TASK:
Nothing in the records should differ when they are repeated. Restate them word for word.

*** Block opens ***

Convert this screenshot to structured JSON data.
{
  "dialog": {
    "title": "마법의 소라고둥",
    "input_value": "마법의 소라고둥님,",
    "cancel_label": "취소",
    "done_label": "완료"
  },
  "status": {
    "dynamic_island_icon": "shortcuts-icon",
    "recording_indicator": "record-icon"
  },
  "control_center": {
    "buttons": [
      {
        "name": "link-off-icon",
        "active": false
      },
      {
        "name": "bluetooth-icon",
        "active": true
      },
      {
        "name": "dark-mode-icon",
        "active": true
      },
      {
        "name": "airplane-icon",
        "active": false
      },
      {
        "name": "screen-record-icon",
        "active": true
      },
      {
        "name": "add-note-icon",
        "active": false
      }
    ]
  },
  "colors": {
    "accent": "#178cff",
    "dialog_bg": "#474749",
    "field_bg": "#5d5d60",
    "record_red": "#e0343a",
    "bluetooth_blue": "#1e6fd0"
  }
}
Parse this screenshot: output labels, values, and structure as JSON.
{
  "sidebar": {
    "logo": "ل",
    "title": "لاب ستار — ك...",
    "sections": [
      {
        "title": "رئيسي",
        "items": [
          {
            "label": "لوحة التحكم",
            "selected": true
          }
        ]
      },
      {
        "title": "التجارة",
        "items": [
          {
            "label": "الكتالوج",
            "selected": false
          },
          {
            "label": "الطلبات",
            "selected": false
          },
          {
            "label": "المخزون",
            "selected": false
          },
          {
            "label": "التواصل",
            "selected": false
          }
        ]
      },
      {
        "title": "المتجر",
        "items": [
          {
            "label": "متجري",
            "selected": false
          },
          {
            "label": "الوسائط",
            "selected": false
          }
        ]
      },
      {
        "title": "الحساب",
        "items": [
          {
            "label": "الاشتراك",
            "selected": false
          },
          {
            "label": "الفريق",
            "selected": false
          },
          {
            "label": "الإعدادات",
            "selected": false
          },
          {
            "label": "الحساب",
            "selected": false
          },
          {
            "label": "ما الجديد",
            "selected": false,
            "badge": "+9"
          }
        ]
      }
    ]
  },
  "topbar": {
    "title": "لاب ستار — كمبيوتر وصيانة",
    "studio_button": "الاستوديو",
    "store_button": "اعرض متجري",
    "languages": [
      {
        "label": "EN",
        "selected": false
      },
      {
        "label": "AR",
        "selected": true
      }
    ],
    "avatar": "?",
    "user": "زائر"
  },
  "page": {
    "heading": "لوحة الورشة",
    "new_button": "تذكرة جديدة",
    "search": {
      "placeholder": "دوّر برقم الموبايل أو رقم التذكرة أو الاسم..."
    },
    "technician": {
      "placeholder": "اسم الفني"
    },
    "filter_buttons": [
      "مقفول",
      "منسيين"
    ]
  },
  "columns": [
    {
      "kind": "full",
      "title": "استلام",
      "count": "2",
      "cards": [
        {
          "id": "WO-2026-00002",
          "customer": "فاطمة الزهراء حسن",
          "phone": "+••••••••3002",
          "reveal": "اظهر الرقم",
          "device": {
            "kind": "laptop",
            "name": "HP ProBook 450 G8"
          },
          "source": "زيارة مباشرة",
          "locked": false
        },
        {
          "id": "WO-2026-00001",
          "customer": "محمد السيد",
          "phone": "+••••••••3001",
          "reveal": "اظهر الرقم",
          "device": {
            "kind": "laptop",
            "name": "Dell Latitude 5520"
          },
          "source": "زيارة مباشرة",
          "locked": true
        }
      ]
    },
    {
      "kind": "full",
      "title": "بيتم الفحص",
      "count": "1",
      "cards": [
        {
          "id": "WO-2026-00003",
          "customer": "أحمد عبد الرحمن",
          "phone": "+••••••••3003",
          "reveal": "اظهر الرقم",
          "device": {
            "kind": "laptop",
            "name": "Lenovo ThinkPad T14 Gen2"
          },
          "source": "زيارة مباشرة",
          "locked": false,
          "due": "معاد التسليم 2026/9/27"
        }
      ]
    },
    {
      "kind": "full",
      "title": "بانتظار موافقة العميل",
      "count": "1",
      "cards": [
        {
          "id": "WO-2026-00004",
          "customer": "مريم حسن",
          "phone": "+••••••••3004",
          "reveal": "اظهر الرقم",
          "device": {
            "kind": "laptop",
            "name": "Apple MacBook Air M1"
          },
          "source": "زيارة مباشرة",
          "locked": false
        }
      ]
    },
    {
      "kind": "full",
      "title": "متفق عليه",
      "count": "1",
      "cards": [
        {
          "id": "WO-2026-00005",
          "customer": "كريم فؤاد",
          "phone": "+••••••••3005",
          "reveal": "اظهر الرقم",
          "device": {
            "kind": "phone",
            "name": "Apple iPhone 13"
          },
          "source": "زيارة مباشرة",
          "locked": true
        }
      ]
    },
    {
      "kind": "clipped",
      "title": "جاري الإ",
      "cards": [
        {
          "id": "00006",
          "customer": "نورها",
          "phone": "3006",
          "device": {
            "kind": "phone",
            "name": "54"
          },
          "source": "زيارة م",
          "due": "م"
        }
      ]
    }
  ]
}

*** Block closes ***

ANSWER SECTION:
Convert this screenshot to structured JSON data.
{
  "dialog": {
    "title": "마법의 소라고둥",
    "input_value": "마법의 소라고둥님,",
    "cancel_label": "취소",
    "done_label": "완료"
  },
  "status": {
    "dynamic_island_icon": "shortcuts-icon",
    "recording_indicator": "record-icon"
  },
  "control_center": {
    "buttons": [
      {
        "name": "link-off-icon",
        "active": false
      },
      {
        "name": "bluetooth-icon",
        "active": true
      },
      {
        "name": "dark-mode-icon",
        "active": true
      },
      {
        "name": "airplane-icon",
        "active": false
      },
      {
        "name": "screen-record-icon",
        "active": true
      },
      {
        "name": "add-note-icon",
        "active": false
      }
    ]
  },
  "colors": {
    "accent": "#178cff",
    "dialog_bg": "#474749",
    "field_bg": "#5d5d60",
    "record_red": "#e0343a",
    "bluetooth_blue": "#1e6fd0"
  }
}
Parse this screenshot: output labels, values, and structure as JSON.
{
  "sidebar": {
    "logo": "ل",
    "title": "لاب ستار — ك...",
    "sections": [
      {
        "title": "رئيسي",
        "items": [
          {
            "label": "لوحة التحكم",
            "selected": true
          }
        ]
      },
      {
        "title": "التجارة",
        "items": [
          {
            "label": "الكتالوج",
            "selected": false
          },
          {
            "label": "الطلبات",
            "selected": false
          },
          {
            "label": "المخزون",
            "selected": false
          },
          {
            "label": "التواصل",
            "selected": false
          }
        ]
      },
      {
        "title": "المتجر",
        "items": [
          {
            "label": "متجري",
            "selected": false
          },
          {
            "label": "الوسائط",
            "selected": false
          }
        ]
      },
      {
        "title": "الحساب",
        "items": [
          {
            "label": "الاشتراك",
            "selected": false
          },
          {
            "label": "الفريق",
            "selected": false
          },
          {
            "label": "الإعدادات",
            "selected": false
          },
          {
            "label": "الحساب",
            "selected": false
          },
          {
            "label": "ما الجديد",
            "selected": false,
            "badge": "+9"
          }
        ]
      }
    ]
  },
  "topbar": {
    "title": "لاب ستار — كمبيوتر وصيانة",
    "studio_button": "الاستوديو",
    "store_button": "اعرض متجري",
    "languages": [
      {
        "label": "EN",
        "selected": false
      },
      {
        "label": "AR",
        "selected": true
      }
    ],
    "avatar": "?",
    "user": "زائر"
  },
  "page": {
    "heading": "لوحة الورشة",
    "new_button": "تذكرة جديدة",
    "search": {
      "placeholder": "دوّر برقم الموبايل أو رقم التذكرة أو الاسم..."
    },
    "technician": {
      "placeholder": "اسم الفني"
    },
    "filter_buttons": [
      "مقفول",
      "منسيين"
    ]
  },
  "columns": [
    {
      "kind": "full",
      "title": "استلام",
      "count": "2",
      "cards": [
        {
          "id": "WO-2026-00002",
          "customer": "فاطمة الزهراء حسن",
          "phone": "+••••••••3002",
          "reveal": "اظهر الرقم",
          "device": {
            "kind": "laptop",
            "name": "HP ProBook 450 G8"
          },
          "source": "زيارة مباشرة",
          "locked": false
        },
        {
          "id": "WO-2026-00001",
          "customer": "محمد السيد",
          "phone": "+••••••••3001",
          "reveal": "اظهر الرقم",
          "device": {
            "kind": "laptop",
            "name": "Dell Latitude 5520"
          },
          "source": "زيارة مباشرة",
          "locked": true
        }
      ]
    },
    {
      "kind": "full",
      "title": "بيتم الفحص",
      "count": "1",
      "cards": [
        {
          "id": "WO-2026-00003",
          "customer": "أحمد عبد الرحمن",
          "phone": "+••••••••3003",
          "reveal": "اظهر الرقم",
          "device": {
            "kind": "laptop",
            "name": "Lenovo ThinkPad T14 Gen2"
          },
          "source": "زيارة مباشرة",
          "locked": false,
          "due": "معاد التسليم 2026/9/27"
        }
      ]
    },
    {
      "kind": "full",
      "title": "بانتظار موافقة العميل",
      "count": "1",
      "cards": [
        {
          "id": "WO-2026-00004",
          "customer": "مريم حسن",
          "phone": "+••••••••3004",
          "reveal": "اظهر الرقم",
          "device": {
            "kind": "laptop",
            "name": "Apple MacBook Air M1"
          },
          "source": "زيارة مباشرة",
          "locked": false
        }
      ]
    },
    {
      "kind": "full",
      "title": "متفق عليه",
      "count": "1",
      "cards": [
        {
          "id": "WO-2026-00005",
          "customer": "كريم فؤاد",
          "phone": "+••••••••3005",
          "reveal": "اظهر الرقم",
          "device": {
            "kind": "phone",
            "name": "Apple iPhone 13"
          },
          "source": "زيارة مباشرة",
          "locked": true
        }
      ]
    },
    {
      "kind": "clipped",
      "title": "جاري الإ",
      "cards": [
        {
          "id": "00006",
          "customer": "نورها",
          "phone": "3006",
          "device": {
            "kind": "phone",
            "name": "54"
          },
          "source": "زيارة م",
          "due": "م"
        }
      ]
    }
  ]
}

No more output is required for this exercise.